Yesterday we explored a possible widening of devolution in England beyond the 10 deals in place. These deals cover 16.1 million people mostly in larger urban areas. The highest profile devolution has been within the so-called Northern Powerhouse, with Manchester as its unofficial capital. The relative leadership strength of Manchester and history of close cooperation between its constituent local authorities has allowed it to forge a path that others outside London will struggle to emulate. The driving concept behind the Northern Powerhouse is agglomeration. Devolution without agglomeration is certainly possible, but the sum-greater-than-the-parts benefits that arise from close proximity of workers, firms and education bodies mean truly effective devolution must be underpinned by agglomeration. Think of it as Devolution + Agglomeration Economics = Growth and a Knowledge-Based Economy. The two highest profile agglomeration projects in England - the Northern Powerhouse and the Midlands Engine - have 50 universities between them. Higher education, as a knowledge industry, contributes to the agglomeration economies that drive city growth. This is evident in London, with over 40 higher education institutions. Other areas in line for devolution deals will often have at least one university on their patch. Here are four ways universities can help.
If devolved areas are to be functional economic actors, there will need to be effective coordination between the different towns, cities and local authorities within the area. Universities can help. They have long-standing networks between and within regions. Universities have a long history of supporting local areas with analysis of needs and assets, and providing of evidence and policy insight. This will continue with Science and Innovation Audits that will help to map local research, innovation and infrastructure strengths and uncover opportunities for businesses.
Locally-built international links will be important. Universities can draw on their global alumni and international research networks. Universities attract overseas students but also foreign direct investment. When considering regional investment in the UK, the skills of the local workforce and transport infrastructure are the key factors that influence decisions.
Agglomeration economics can be seen in practice within universities. Many university campuses are public spaces, providing community services and cultural events, and the line between the public realm and the university estate is softening. Universities are ideal hosts for the human face-to-face connections that spread new ideas and knowledge. They often house incubation centres for startups and social enterprises, work with SMEs, and generate cutting edge research.
Universities can meet local skills needs. There is a strong correlation between cities with more skills and higher levels of human capital, and local employment growth.1 The majority of future growth and the rebalancing of the economy will rely on knowledge based industries which are dependent on high level skills.
Recognising that devolution is a journey rather than a destination, universities should provide a long-term vision and help local partners to overcome the challenges and recognise the opportunities that come with devolved powers.

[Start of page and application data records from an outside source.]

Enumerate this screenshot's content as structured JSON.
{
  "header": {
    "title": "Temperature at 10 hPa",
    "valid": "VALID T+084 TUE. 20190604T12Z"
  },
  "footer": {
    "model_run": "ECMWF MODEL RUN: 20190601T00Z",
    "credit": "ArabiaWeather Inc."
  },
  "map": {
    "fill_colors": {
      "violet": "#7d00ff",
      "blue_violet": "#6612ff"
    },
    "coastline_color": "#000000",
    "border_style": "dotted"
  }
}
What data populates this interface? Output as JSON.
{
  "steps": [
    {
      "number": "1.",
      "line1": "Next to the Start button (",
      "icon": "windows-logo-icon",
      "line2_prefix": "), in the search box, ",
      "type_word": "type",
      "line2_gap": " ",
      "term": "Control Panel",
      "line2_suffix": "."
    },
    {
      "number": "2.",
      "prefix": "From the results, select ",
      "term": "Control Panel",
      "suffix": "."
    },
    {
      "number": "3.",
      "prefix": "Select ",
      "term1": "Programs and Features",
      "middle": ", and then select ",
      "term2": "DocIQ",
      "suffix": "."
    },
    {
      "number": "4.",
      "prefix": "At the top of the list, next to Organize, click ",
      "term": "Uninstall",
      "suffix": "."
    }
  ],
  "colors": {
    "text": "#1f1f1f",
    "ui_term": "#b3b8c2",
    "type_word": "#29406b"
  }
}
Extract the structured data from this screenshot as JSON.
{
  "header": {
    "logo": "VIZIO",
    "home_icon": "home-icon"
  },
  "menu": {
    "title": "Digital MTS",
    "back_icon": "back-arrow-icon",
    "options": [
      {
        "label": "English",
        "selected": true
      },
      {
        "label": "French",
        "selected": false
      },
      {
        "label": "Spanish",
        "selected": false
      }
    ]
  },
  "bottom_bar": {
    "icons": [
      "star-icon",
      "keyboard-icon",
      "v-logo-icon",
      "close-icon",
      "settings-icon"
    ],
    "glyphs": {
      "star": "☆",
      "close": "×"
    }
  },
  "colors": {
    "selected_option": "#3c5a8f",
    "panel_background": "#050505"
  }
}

This blog is in three parts. Previously we looked at the future of the Northern Powerhouse. Next we’ll look at an international example of agglomeration economics in action.
- Shapiro, J., Smart Cities: Quality of Life, Productivity, and the Growth Effects of Human Capital, NBER Working Paper No. 11615, p.2; Glaeser, E. and Resseger, M., The Complementarity between Cities and Skills, NBER Working Paper No. 15103, p.17 ↩